From the September 2007 forecast through the November 2011 forecast, revenues declined by a total of $12.640 billion (the 2007–09 forecast was reduced by 6.9 percent, the 2009–11 forecast was reduced by 20.2 percent, and the 2011–13 forecast was reduced by 11.0 percent). To address the revenue shortfalls, the Legislature cut policy level spending, used federal stimulus funds, increased taxes, made transfers to the GFS from other funds, and tapped the rainy day fund.

Already, the WRC notes, the state is in a stronger position.

The state has already learned two major lessons from the Great Recession: A constitutional amendment was approved in 2011 requiring the transfer of three- quarters of any extraordinary revenue growth to the rainy day fund. And beginning with the 2013–15 biennium, the Legislature has been required to balance budgets over four years.

The short form recommendations:

A close examination of the state’s response to the Great Recession reveals other lessons for policymakers responding to the COVID-19 economic crisis:

  • Use the rainy day fund.

  • Don’t lead with tax increases.

  • Treat federal aid as a temporary stopgap.

  • Cut spending early.

  • Eliminate low-priority programs instead of just suspending them.

  • Anticipate additional revenue reductions.

  • Maintain the four-year balanced budget requirement. Going forward, the Legislature should also:

  • Perform fiscal stress tests as a regular part of the budget process.

  • Make Medicaid spending more transparent.

Among the informative charts and graphs in the report is this one summarizing the state’s response.

Note most of the response involved policy reductions. Revenue increases amounted to just 12% of the budget solution.

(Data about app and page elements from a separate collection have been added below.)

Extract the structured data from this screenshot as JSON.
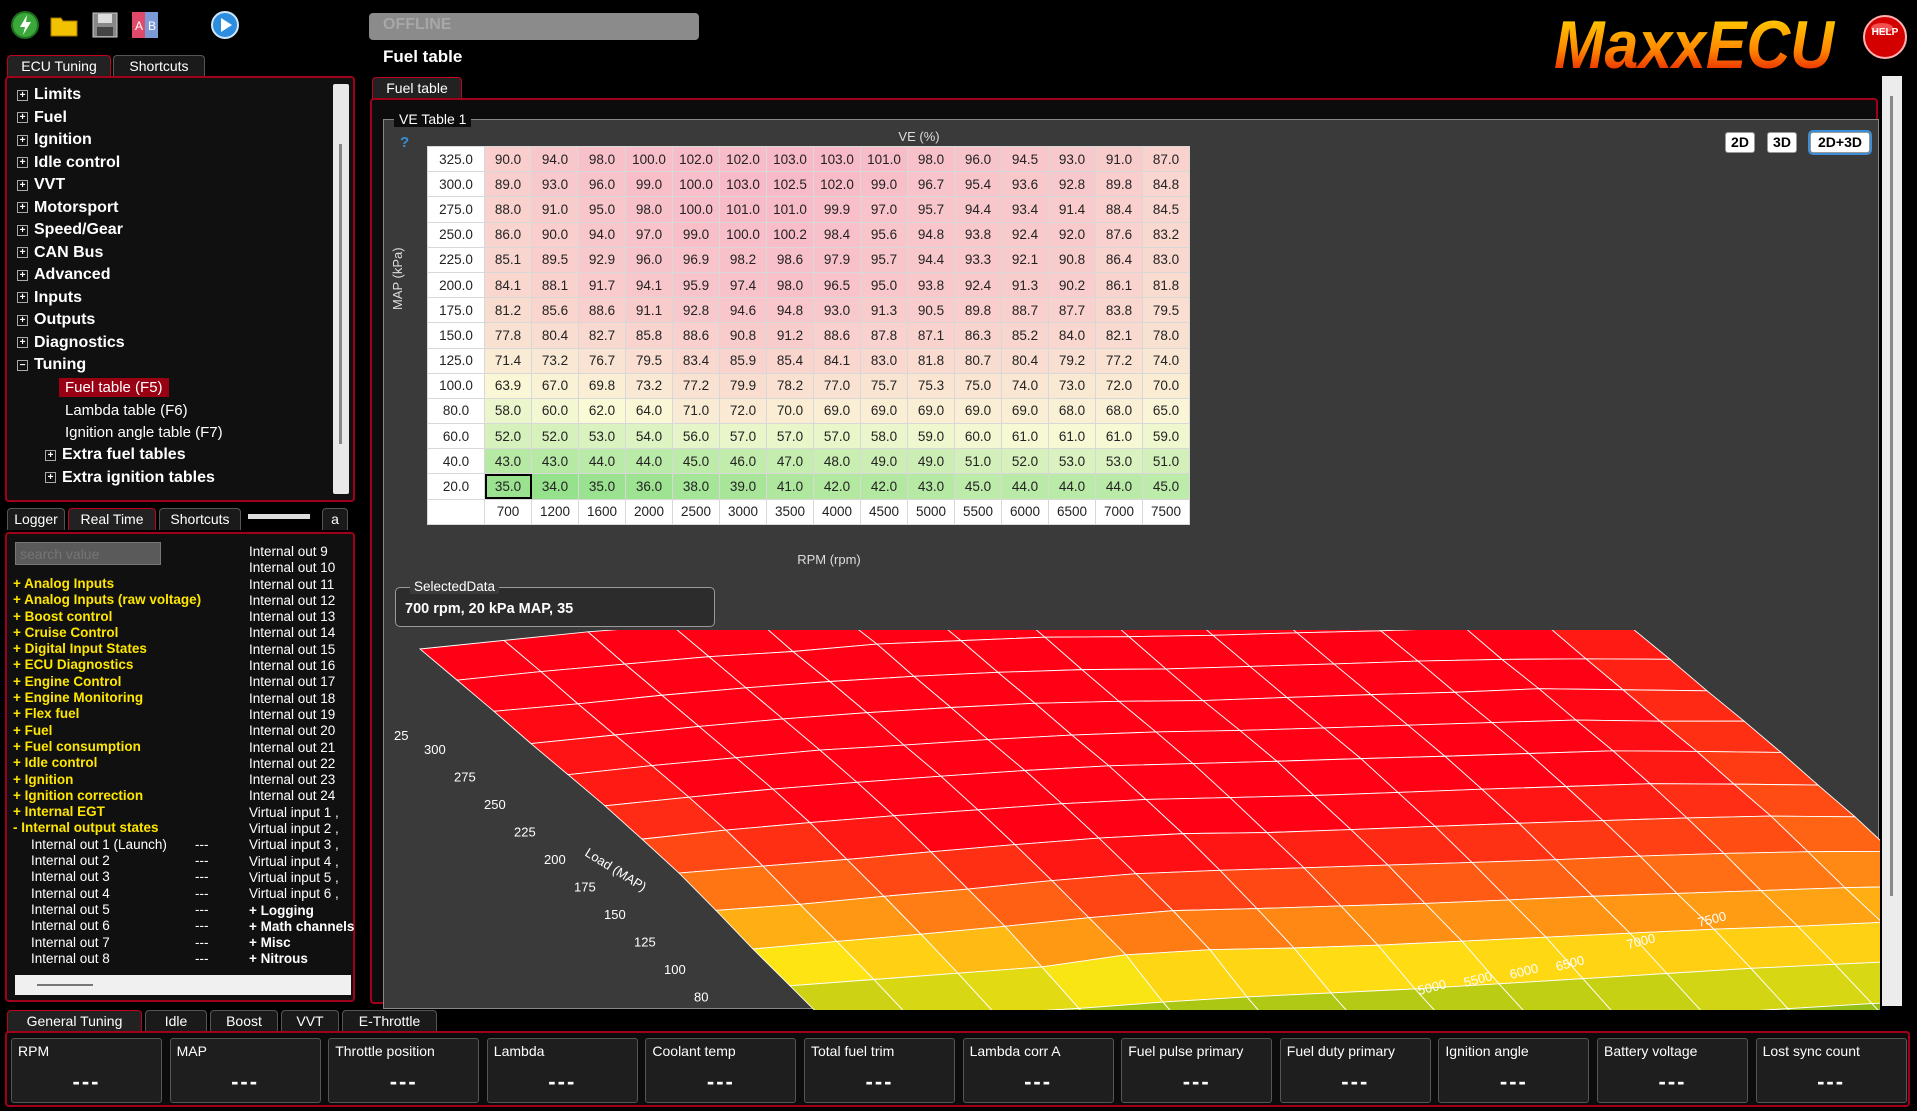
{
  "toolbar": {
    "status": "OFFLINE"
  },
  "page_title": "Fuel table",
  "brand": {
    "logo_text": "MaxxECU",
    "help_text": "HELP"
  },
  "left_tabs": [
    "ECU Tuning",
    "Shortcuts"
  ],
  "tree": {
    "items": [
      "Limits",
      "Fuel",
      "Ignition",
      "Idle control",
      "VVT",
      "Motorsport",
      "Speed/Gear",
      "CAN Bus",
      "Advanced",
      "Inputs",
      "Outputs",
      "Diagnostics",
      "Tuning"
    ],
    "tuning_children": [
      "Fuel table (F5)",
      "Lambda table (F6)",
      "Ignition angle table (F7)"
    ],
    "tuning_groups": [
      "Extra fuel tables",
      "Extra ignition tables"
    ]
  },
  "rt_tabs": [
    "Logger",
    "Real Time",
    "Shortcuts",
    "a"
  ],
  "rt": {
    "search_placeholder": "search value",
    "categories": [
      "+ Analog Inputs",
      "+ Analog Inputs (raw voltage)",
      "+ Boost control",
      "+ Cruise Control",
      "+ Digital Input States",
      "+ ECU Diagnostics",
      "+ Engine Control",
      "+ Engine Monitoring",
      "+ Flex fuel",
      "+ Fuel",
      "+ Fuel consumption",
      "+ Idle control",
      "+ Ignition",
      "+ Ignition correction",
      "+ Internal EGT",
      "- Internal output states"
    ],
    "internal_outs": [
      {
        "name": "Internal out 1 (Launch)",
        "value": "---"
      },
      {
        "name": "Internal out 2",
        "value": "---"
      },
      {
        "name": "Internal out 3",
        "value": "---"
      },
      {
        "name": "Internal out 4",
        "value": "---"
      },
      {
        "name": "Internal out 5",
        "value": "---"
      },
      {
        "name": "Internal out 6",
        "value": "---"
      },
      {
        "name": "Internal out 7",
        "value": "---"
      },
      {
        "name": "Internal out 8",
        "value": "---"
      }
    ],
    "col2_items": [
      "Internal out 9",
      "Internal out 10",
      "Internal out 11",
      "Internal out 12",
      "Internal out 13",
      "Internal out 14",
      "Internal out 15",
      "Internal out 16",
      "Internal out 17",
      "Internal out 18",
      "Internal out 19",
      "Internal out 20",
      "Internal out 21",
      "Internal out 22",
      "Internal out 23",
      "Internal out 24",
      "Virtual input 1 ,",
      "Virtual input 2 ,",
      "Virtual input 3 ,",
      "Virtual input 4 ,",
      "Virtual input 5 ,",
      "Virtual input 6 ,"
    ],
    "col2_categories": [
      "+ Logging",
      "+ Math channels",
      "+ Misc",
      "+ Nitrous"
    ]
  },
  "content_tab": "Fuel table",
  "ve_group_title": "VE Table 1",
  "view_buttons": [
    "2D",
    "3D",
    "2D+3D"
  ],
  "help_q": "?",
  "ve": {
    "title": "VE (%)",
    "ylabel": "MAP (kPa)",
    "xlabel": "RPM (rpm)",
    "rows": [
      "325.0",
      "300.0",
      "275.0",
      "250.0",
      "225.0",
      "200.0",
      "175.0",
      "150.0",
      "125.0",
      "100.0",
      "80.0",
      "60.0",
      "40.0",
      "20.0"
    ],
    "cols": [
      "700",
      "1200",
      "1600",
      "2000",
      "2500",
      "3000",
      "3500",
      "4000",
      "4500",
      "5000",
      "5500",
      "6000",
      "6500",
      "7000",
      "7500"
    ],
    "values": [
      [
        90.0,
        94.0,
        98.0,
        100.0,
        102.0,
        102.0,
        103.0,
        103.0,
        101.0,
        98.0,
        96.0,
        94.5,
        93.0,
        91.0,
        87.0
      ],
      [
        89.0,
        93.0,
        96.0,
        99.0,
        100.0,
        103.0,
        102.5,
        102.0,
        99.0,
        96.7,
        95.4,
        93.6,
        92.8,
        89.8,
        84.8
      ],
      [
        88.0,
        91.0,
        95.0,
        98.0,
        100.0,
        101.0,
        101.0,
        99.9,
        97.0,
        95.7,
        94.4,
        93.4,
        91.4,
        88.4,
        84.5
      ],
      [
        86.0,
        90.0,
        94.0,
        97.0,
        99.0,
        100.0,
        100.2,
        98.4,
        95.6,
        94.8,
        93.8,
        92.4,
        92.0,
        87.6,
        83.2
      ],
      [
        85.1,
        89.5,
        92.9,
        96.0,
        96.9,
        98.2,
        98.6,
        97.9,
        95.7,
        94.4,
        93.3,
        92.1,
        90.8,
        86.4,
        83.0
      ],
      [
        84.1,
        88.1,
        91.7,
        94.1,
        95.9,
        97.4,
        98.0,
        96.5,
        95.0,
        93.8,
        92.4,
        91.3,
        90.2,
        86.1,
        81.8
      ],
      [
        81.2,
        85.6,
        88.6,
        91.1,
        92.8,
        94.6,
        94.8,
        93.0,
        91.3,
        90.5,
        89.8,
        88.7,
        87.7,
        83.8,
        79.5
      ],
      [
        77.8,
        80.4,
        82.7,
        85.8,
        88.6,
        90.8,
        91.2,
        88.6,
        87.8,
        87.1,
        86.3,
        85.2,
        84.0,
        82.1,
        78.0
      ],
      [
        71.4,
        73.2,
        76.7,
        79.5,
        83.4,
        85.9,
        85.4,
        84.1,
        83.0,
        81.8,
        80.7,
        80.4,
        79.2,
        77.2,
        74.0
      ],
      [
        63.9,
        67.0,
        69.8,
        73.2,
        77.2,
        79.9,
        78.2,
        77.0,
        75.7,
        75.3,
        75.0,
        74.0,
        73.0,
        72.0,
        70.0
      ],
      [
        58.0,
        60.0,
        62.0,
        64.0,
        71.0,
        72.0,
        70.0,
        69.0,
        69.0,
        69.0,
        69.0,
        69.0,
        68.0,
        68.0,
        65.0
      ],
      [
        52.0,
        52.0,
        53.0,
        54.0,
        56.0,
        57.0,
        57.0,
        57.0,
        58.0,
        59.0,
        60.0,
        61.0,
        61.0,
        61.0,
        59.0
      ],
      [
        43.0,
        43.0,
        44.0,
        44.0,
        45.0,
        46.0,
        47.0,
        48.0,
        49.0,
        49.0,
        51.0,
        52.0,
        53.0,
        53.0,
        51.0
      ],
      [
        35.0,
        34.0,
        35.0,
        36.0,
        38.0,
        39.0,
        41.0,
        42.0,
        42.0,
        43.0,
        45.0,
        44.0,
        44.0,
        44.0,
        45.0
      ]
    ]
  },
  "selected_data": {
    "title": "SelectedData",
    "value": "700 rpm, 20 kPa MAP, 35"
  },
  "surface": {
    "z_label": "25",
    "load_ticks": [
      "300",
      "275",
      "250",
      "225",
      "200",
      "175",
      "150",
      "125",
      "100",
      "80"
    ],
    "load_label": "Load (MAP)",
    "rpm_ticks": [
      "5000",
      "5500",
      "6000",
      "6500",
      "7000",
      "7500"
    ]
  },
  "bottom_tabs": [
    "General Tuning",
    "Idle",
    "Boost",
    "VVT",
    "E-Throttle"
  ],
  "gauges": [
    {
      "label": "RPM",
      "value": "---"
    },
    {
      "label": "MAP",
      "value": "---"
    },
    {
      "label": "Throttle position",
      "value": "---"
    },
    {
      "label": "Lambda",
      "value": "---"
    },
    {
      "label": "Coolant temp",
      "value": "---"
    },
    {
      "label": "Total fuel trim",
      "value": "---"
    },
    {
      "label": "Lambda corr A",
      "value": "---"
    },
    {
      "label": "Fuel pulse primary",
      "value": "---"
    },
    {
      "label": "Fuel duty primary",
      "value": "---"
    },
    {
      "label": "Ignition angle",
      "value": "---"
    },
    {
      "label": "Battery voltage",
      "value": "---"
    },
    {
      "label": "Lost sync count",
      "value": "---"
    }
  ]
}
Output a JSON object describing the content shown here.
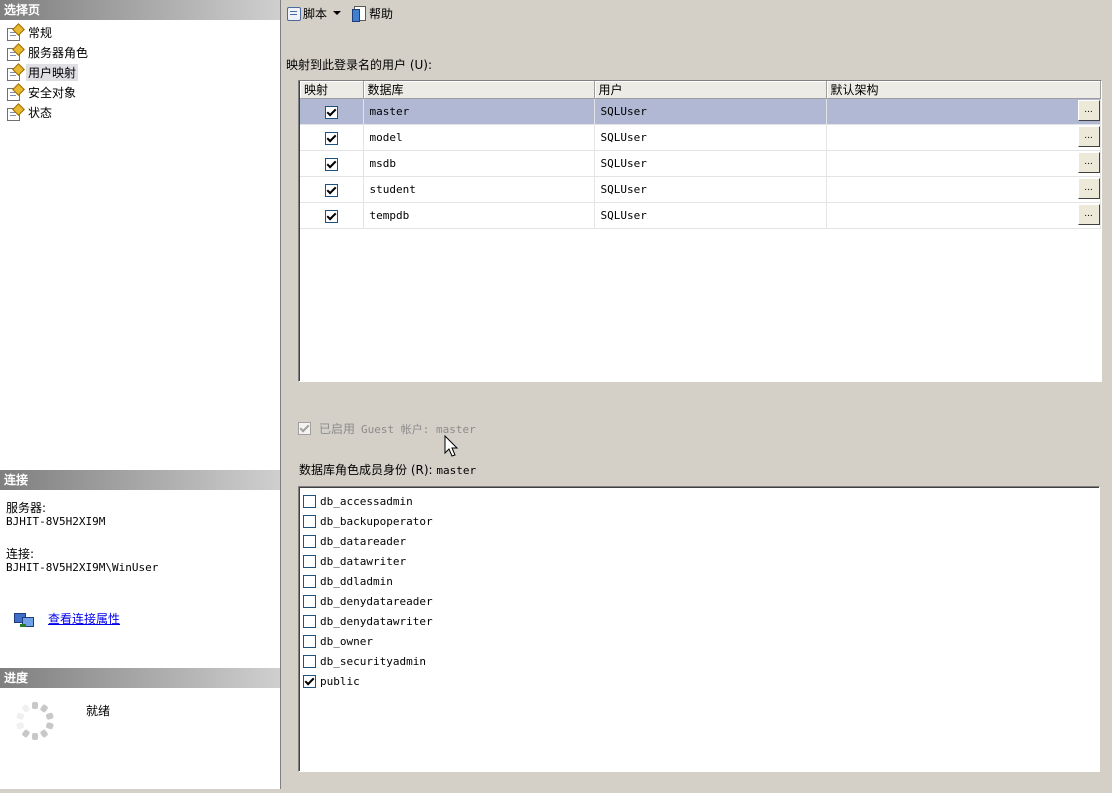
{
  "left_pane": {
    "select_page_header": "选择页",
    "pages": [
      {
        "label": "常规",
        "selected": false
      },
      {
        "label": "服务器角色",
        "selected": false
      },
      {
        "label": "用户映射",
        "selected": true
      },
      {
        "label": "安全对象",
        "selected": false
      },
      {
        "label": "状态",
        "selected": false
      }
    ],
    "connection_header": "连接",
    "server_label": "服务器:",
    "server_value": "BJHIT-8V5H2XI9M",
    "connection_label": "连接:",
    "connection_value": "BJHIT-8V5H2XI9M\\WinUser",
    "view_connection_properties": "查看连接属性",
    "progress_header": "进度",
    "progress_status": "就绪"
  },
  "toolbar": {
    "script_label": "脚本",
    "help_label": "帮助"
  },
  "users_section": {
    "label": "映射到此登录名的用户 (U):",
    "columns": [
      "映射",
      "数据库",
      "用户",
      "默认架构"
    ],
    "rows": [
      {
        "mapped": true,
        "database": "master",
        "user": "SQLUser",
        "schema": "",
        "selected": true
      },
      {
        "mapped": true,
        "database": "model",
        "user": "SQLUser",
        "schema": "",
        "selected": false
      },
      {
        "mapped": true,
        "database": "msdb",
        "user": "SQLUser",
        "schema": "",
        "selected": false
      },
      {
        "mapped": true,
        "database": "student",
        "user": "SQLUser",
        "schema": "",
        "selected": false
      },
      {
        "mapped": true,
        "database": "tempdb",
        "user": "SQLUser",
        "schema": "",
        "selected": false
      }
    ],
    "ellipsis": "..."
  },
  "guest": {
    "checked": true,
    "prefix": "已启用",
    "text": "Guest 帐户: master"
  },
  "roles_section": {
    "label": "数据库角色成员身份 (R):",
    "database": "master",
    "roles": [
      {
        "name": "db_accessadmin",
        "checked": false
      },
      {
        "name": "db_backupoperator",
        "checked": false
      },
      {
        "name": "db_datareader",
        "checked": false
      },
      {
        "name": "db_datawriter",
        "checked": false
      },
      {
        "name": "db_ddladmin",
        "checked": false
      },
      {
        "name": "db_denydatareader",
        "checked": false
      },
      {
        "name": "db_denydatawriter",
        "checked": false
      },
      {
        "name": "db_owner",
        "checked": false
      },
      {
        "name": "db_securityadmin",
        "checked": false
      },
      {
        "name": "public",
        "checked": true
      }
    ]
  },
  "colors": {
    "window_bg": "#d4d0c8",
    "selection_row": "#b1b8d3",
    "link": "#0000ee",
    "header_gradient_dark": "#7f7f7f"
  }
}
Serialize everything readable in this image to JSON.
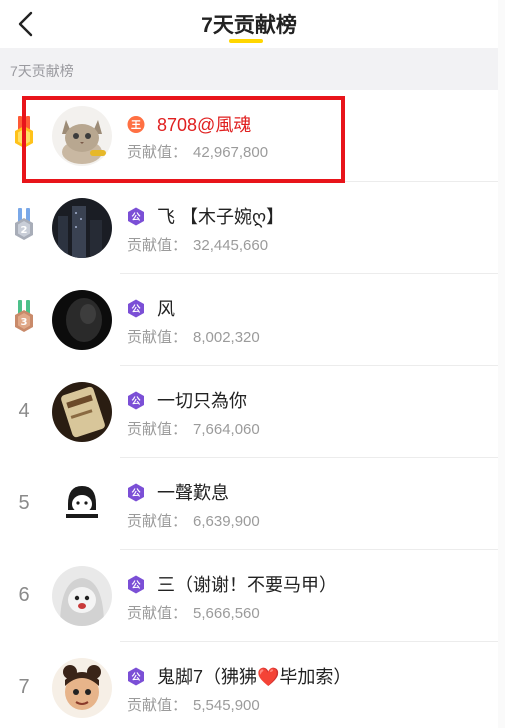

The WRC writes,

Tax increases in 2009 and 2010 made up 11.9 percent of the response to state revenue shortfalls…

  • Don’t lead with tax increases. Tax increases were a minimal part of the Great Recession response. Even if the Legislature could agree to increase taxes, in cases like a capital gains tax the revenues might not be collectible for some time, making them unhelpful in the near term. (Moreover, the part of the tax response to the Great Recession that brought in the most revenue was an increase in the B&O tax surcharge on service businesses. The Legislature has already gone to that well this year, for the workforce education investment account.)

It’s not unreasonable to believe that the limited use of tax increases helped businesses recover more quickly, fueling the revenue surge following the recession.

There’s a lot of rich detail in the 16-page report. Rather than try to summarize it, we recommend reading the report. The advice is sound.